Tuesday, June 9, 2009

Gan, Addu Atoll

Monday 8th June
Gan, Addu Atoll

The journey south to Gan was very relaxing after the chaos of Male and with no wind and 2 knots of current against us, we crossed the equator at 4am in the morning. It was night shift change over time so, I tumbled out of bed half asleep, Rob was well ready to go back to sleep and as we both gazed, impressed at the GPS reading of 00 0 00 across a very flat and soupy sea, we then promptly forgot to take the obligatory photo or feast on the obligatory champagne! The last time we physically crossed the equator was in 1995 in our trusty Landrover in Kenya and I remember us being just as remiss that time with photos as this.

Arriving in Gan was very surreal - a little like a mix of being on Rottnest Island off Perth and in some 1940’s movie set of a war time military base. Gan was a British military base from 1944-1976 and had 600 servicemen permanently based here and up to 3000 during war time. After 30 years of dominating life in this atoll, the British then left and the military base was turned into the ‘Equator Village Resort’ with guests now all housed in the original offices accommodation.
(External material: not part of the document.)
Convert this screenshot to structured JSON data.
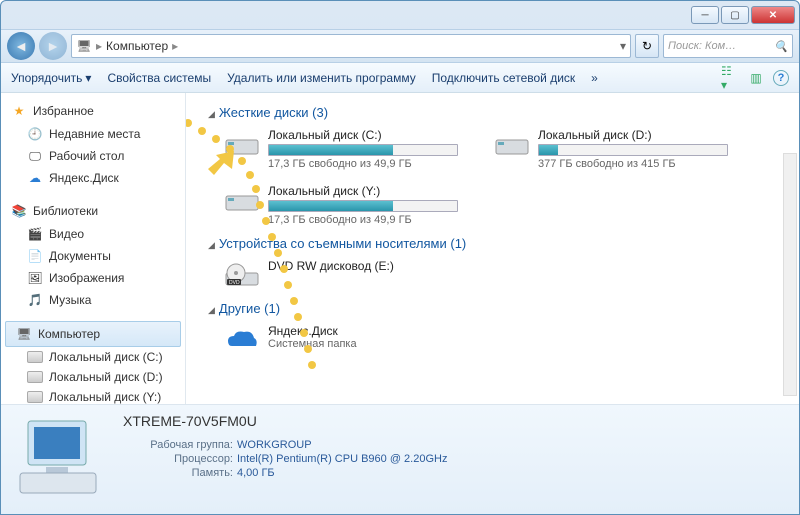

It is the Maldives only low end budget accommodation resort and has a great, quirky feel though pretty average service with very ordinary food. Gan is one of a series of 4 islands all joined by causeways (legacy of the British) so is quite novel being able to move from one island to the next. It has been great to catch up with Bryan on ‘Aroha’ who left Dubai a couple of weeks before us and share this beautiful and protected anchorage with turtles cruising around and pipe fish swimming nearby. Rob, James and Tom also, finally got to do their Open Water Diver qualification through the dive centre at the resort and were really lucky to have a great local instructor. They did no pool dives but instead used the local ‘house reef’ for all learning and then yesterday had the most amazing time outside the atoll with 2 boat dives where they saw manta rays, spotted eagle rays, turtles and leaf fish amongst a myriad of other spectacular tropical fish and coral. It has been such a fantastic experience for them to do the course here and now of course they are desperate to do the next level up so they can go deeper! With the course taking 5 days there was little time to do much else and Sam and I just hung on the beach, snorkelled on the house reef and generally chilled out.

So today is our last day in Gan and we have done lots of washing care of some kind guests at the resort, stocked up on food to last us the next possible 8 weeks, sorted out customs clearance and tomorrow after filling up with fuel and water will be on our way south. The weather has continued to be windless and calm which suited us whilst here but now praying that the wind gods will grace us with more of their presence in the next few days! We have been 6 weeks in the Maldives and other than the dramas in Male with the dreaded generator, have loved our time here. We have been incredibly lucky to have met a lot of great local people and have been so impressed by the warmth and generosity that has been extended to us. We really feel that we have experienced the Maldives beyond the usual resort experience that most visitors have and have so enjoyed the many interesting conversations we have had about life and the future of the Maldives.

So this will be our last blog for a number of weeks until we reach somewhere with internet access approx end of July. After thinking that we were definitely going to head to the Seychelles after the Chagos, the situation has deteriorated again and we are fairly certain now that we will not be risking ourselves with the pirates. This being the case, we will most likely head south west from the Chagos to Rodrigues and then on to Mauritius and Reunion before rounding the southern end of Madagascar, across to Mozambique and then on to South Africa. This has thrown plans somewhat and thankfully have Helen, from ‘Aroha’, delivering to us in the Chagos next month, electronic charts and paper charts to cover these areas. We have started reading up lots in the Lonely Planet guides and are all getting excited about what these islands will have to offer especially with all the hiking and volcano walks on Reunion.

We will still be able to receive emails whilst at sea and in the Chagos via our sailmail address:
Please though remember, as before, keep the messages short as we will be accessing via the sat phone or over the HF radio which does not allow long messages to be transmitted and certainly none with attachments.

Chagos archipelago here we come!!

1 comment:

  1. Just come back from sailing myself down to Devon and Cornwall. Obviously not such exotic scenery as yourselves. Still awaiting result of appeal. Keen to join in Reunion. See my blog inspectorgadgettravels.blogspot.com as to updates. LOL Stephen